**WHAT YOU NEED TO DO**
Check every line below for the word "count" and copy the ones that have it.

(Items from a dataset)
§ §

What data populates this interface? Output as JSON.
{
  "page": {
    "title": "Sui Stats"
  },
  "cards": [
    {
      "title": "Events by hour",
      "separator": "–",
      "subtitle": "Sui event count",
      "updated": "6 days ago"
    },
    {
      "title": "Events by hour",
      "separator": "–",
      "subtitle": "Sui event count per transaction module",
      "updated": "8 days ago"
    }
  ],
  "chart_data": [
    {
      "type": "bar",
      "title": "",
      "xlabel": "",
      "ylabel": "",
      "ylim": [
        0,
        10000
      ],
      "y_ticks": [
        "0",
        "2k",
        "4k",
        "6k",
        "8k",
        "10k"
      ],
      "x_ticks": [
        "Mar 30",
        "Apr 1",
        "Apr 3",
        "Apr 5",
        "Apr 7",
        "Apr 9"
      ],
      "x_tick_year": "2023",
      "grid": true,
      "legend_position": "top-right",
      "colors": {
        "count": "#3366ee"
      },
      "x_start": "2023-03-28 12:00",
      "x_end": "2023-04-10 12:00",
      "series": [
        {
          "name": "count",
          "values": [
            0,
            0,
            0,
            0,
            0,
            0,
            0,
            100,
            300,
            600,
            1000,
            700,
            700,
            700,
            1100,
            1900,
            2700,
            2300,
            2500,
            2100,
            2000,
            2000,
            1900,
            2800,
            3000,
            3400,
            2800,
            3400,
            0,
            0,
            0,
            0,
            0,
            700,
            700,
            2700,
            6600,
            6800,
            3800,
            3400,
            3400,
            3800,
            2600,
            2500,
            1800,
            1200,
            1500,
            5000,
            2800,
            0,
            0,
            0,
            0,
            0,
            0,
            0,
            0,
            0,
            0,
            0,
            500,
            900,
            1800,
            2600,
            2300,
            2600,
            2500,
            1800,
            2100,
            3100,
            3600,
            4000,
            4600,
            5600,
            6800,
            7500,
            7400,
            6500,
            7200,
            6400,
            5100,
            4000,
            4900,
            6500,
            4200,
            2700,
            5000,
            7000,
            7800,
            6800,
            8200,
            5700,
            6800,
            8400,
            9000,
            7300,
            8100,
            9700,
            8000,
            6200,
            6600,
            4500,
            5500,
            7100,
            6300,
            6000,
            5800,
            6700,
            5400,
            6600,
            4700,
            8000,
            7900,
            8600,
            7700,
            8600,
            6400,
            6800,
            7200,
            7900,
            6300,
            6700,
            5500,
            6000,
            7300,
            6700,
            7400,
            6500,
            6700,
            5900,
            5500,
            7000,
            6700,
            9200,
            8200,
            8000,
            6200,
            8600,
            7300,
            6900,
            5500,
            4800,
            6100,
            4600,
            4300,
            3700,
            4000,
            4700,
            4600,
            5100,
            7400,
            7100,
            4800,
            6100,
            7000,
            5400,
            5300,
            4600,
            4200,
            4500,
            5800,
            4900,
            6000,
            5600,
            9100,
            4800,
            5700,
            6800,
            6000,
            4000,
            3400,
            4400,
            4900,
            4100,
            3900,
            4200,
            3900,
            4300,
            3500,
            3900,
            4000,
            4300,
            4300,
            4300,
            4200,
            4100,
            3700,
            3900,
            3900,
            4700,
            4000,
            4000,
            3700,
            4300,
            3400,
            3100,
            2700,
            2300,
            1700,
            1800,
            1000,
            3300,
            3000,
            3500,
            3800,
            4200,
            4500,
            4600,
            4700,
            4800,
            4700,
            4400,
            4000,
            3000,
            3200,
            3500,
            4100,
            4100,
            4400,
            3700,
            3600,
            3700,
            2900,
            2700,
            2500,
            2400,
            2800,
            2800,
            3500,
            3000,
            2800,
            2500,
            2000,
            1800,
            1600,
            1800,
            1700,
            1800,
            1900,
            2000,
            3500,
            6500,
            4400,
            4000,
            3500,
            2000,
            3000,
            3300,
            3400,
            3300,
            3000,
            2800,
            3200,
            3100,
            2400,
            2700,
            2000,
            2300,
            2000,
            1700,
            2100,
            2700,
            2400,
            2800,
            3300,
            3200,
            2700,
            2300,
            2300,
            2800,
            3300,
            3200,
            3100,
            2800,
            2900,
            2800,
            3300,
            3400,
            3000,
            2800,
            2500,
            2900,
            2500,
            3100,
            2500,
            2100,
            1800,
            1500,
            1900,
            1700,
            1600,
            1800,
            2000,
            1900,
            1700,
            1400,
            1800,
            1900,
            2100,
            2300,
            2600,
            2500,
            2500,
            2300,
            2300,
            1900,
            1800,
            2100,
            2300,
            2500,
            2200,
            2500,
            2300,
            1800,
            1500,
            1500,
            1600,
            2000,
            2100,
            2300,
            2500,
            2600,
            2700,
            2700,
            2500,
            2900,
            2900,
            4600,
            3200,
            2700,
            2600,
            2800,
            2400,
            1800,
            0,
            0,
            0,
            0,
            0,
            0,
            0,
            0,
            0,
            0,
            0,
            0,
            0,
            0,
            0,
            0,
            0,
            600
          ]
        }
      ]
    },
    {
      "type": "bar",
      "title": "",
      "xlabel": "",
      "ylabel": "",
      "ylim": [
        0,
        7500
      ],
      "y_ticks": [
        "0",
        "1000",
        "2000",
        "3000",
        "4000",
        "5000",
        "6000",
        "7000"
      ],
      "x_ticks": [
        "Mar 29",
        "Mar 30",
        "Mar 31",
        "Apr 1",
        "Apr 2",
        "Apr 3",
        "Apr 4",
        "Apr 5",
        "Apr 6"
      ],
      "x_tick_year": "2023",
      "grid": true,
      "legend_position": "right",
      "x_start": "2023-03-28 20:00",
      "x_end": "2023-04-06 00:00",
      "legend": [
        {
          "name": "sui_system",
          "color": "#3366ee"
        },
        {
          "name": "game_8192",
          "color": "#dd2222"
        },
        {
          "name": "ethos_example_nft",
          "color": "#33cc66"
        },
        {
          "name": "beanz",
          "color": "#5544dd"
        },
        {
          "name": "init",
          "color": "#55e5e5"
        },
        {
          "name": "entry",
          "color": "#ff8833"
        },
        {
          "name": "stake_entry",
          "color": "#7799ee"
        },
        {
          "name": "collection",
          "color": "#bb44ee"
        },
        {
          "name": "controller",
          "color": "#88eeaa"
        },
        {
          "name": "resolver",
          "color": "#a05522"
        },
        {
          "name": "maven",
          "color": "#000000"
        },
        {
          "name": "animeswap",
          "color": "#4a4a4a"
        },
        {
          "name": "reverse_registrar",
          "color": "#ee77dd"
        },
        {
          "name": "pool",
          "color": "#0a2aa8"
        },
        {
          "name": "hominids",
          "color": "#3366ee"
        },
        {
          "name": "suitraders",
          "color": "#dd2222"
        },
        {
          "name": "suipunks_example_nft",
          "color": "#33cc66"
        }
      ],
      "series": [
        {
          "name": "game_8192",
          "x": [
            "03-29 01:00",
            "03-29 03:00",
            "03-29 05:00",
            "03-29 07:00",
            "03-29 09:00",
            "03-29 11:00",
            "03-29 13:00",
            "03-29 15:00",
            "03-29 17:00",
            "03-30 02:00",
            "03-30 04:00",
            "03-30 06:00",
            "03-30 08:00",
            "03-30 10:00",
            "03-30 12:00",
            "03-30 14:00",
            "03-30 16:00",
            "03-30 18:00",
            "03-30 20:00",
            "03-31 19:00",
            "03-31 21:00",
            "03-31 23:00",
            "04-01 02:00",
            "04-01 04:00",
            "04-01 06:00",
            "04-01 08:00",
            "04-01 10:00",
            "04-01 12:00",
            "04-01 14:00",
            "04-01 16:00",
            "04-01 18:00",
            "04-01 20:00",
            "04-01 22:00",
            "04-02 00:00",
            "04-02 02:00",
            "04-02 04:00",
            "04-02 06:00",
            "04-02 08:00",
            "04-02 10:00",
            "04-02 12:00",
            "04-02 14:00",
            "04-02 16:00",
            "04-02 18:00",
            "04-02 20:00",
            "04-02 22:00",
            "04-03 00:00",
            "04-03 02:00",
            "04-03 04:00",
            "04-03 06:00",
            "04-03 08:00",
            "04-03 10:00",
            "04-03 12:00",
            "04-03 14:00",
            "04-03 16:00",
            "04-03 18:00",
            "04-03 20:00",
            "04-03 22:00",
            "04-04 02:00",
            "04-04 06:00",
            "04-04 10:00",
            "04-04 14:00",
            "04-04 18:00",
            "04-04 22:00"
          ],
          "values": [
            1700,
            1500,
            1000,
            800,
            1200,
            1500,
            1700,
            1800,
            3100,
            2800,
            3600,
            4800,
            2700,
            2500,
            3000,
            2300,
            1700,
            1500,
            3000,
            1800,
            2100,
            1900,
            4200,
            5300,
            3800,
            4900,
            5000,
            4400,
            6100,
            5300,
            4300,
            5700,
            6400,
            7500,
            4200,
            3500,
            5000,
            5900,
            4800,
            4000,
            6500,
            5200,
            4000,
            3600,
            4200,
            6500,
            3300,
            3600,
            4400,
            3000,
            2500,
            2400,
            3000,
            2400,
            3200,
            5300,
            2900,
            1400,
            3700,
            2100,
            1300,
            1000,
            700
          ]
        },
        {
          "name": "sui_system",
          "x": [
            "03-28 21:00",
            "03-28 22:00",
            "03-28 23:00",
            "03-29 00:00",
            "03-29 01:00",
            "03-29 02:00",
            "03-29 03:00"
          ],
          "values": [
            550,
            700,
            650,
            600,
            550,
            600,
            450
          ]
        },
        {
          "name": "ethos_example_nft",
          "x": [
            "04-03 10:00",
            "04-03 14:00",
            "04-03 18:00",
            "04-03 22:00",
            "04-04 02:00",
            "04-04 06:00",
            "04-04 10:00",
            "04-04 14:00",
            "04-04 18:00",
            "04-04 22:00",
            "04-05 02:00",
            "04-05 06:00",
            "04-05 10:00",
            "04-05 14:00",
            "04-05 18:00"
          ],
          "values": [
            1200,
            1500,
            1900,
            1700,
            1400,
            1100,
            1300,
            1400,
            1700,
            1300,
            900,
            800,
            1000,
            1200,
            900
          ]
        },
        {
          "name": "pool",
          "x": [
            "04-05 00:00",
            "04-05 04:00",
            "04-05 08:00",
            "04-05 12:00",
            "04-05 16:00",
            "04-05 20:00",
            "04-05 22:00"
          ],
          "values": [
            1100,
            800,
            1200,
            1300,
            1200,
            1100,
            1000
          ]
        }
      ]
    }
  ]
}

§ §

**ANSWER BOX**
      "subtitle": "Sui event count",
      "subtitle": "Sui event count per transaction module",
        "count": "#3366ee"
          "name": "count",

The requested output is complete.